> PROBLEM STATEMENT: Every entry must appear in the answer exactly as written.

> MATERIAL PROVIDED:
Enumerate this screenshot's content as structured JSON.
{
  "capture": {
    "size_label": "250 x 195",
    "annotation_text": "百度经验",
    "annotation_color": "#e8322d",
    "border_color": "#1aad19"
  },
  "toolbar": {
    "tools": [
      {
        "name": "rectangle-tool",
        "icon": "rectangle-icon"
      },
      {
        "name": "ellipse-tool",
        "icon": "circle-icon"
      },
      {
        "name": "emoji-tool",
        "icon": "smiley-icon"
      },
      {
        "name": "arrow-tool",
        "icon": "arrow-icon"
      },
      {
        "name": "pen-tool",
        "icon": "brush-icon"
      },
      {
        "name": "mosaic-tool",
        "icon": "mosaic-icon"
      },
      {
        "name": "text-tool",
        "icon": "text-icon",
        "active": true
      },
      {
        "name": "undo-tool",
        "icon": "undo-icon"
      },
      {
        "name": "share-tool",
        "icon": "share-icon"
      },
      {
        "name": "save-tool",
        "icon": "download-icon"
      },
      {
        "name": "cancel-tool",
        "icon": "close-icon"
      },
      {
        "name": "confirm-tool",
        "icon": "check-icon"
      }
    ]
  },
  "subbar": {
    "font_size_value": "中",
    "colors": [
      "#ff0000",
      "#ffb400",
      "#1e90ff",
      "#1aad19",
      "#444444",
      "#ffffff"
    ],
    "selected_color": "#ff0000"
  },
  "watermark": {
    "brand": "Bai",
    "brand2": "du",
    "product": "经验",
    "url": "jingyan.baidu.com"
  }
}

> COMPLETED TASK:
Enumerate this screenshot's content as structured JSON.
{
  "capture": {
    "size_label": "250 x 195",
    "annotation_text": "百度经验",
    "annotation_color": "#e8322d",
    "border_color": "#1aad19"
  },
  "toolbar": {
    "tools": [
      {
        "name": "rectangle-tool",
        "icon": "rectangle-icon"
      },
      {
        "name": "ellipse-tool",
        "icon": "circle-icon"
      },
      {
        "name": "emoji-tool",
        "icon": "smiley-icon"
      },
      {
        "name": "arrow-tool",
        "icon": "arrow-icon"
      },
      {
        "name": "pen-tool",
        "icon": "brush-icon"
      },
      {
        "name": "mosaic-tool",
        "icon": "mosaic-icon"
      },
      {
        "name": "text-tool",
        "icon": "text-icon",
        "active": true
      },
      {
        "name": "undo-tool",
        "icon": "undo-icon"
      },
      {
        "name": "share-tool",
        "icon": "share-icon"
      },
      {
        "name": "save-tool",
        "icon": "download-icon"
      },
      {
        "name": "cancel-tool",
        "icon": "close-icon"
      },
      {
        "name": "confirm-tool",
        "icon": "check-icon"
      }
    ]
  },
  "subbar": {
    "font_size_value": "中",
    "colors": [
      "#ff0000",
      "#ffb400",
      "#1e90ff",
      "#1aad19",
      "#444444",
      "#ffffff"
    ],
    "selected_color": "#ff0000"
  },
  "watermark": {
    "brand": "Bai",
    "brand2": "du",
    "product": "经验",
    "url": "jingyan.baidu.com"
  }
}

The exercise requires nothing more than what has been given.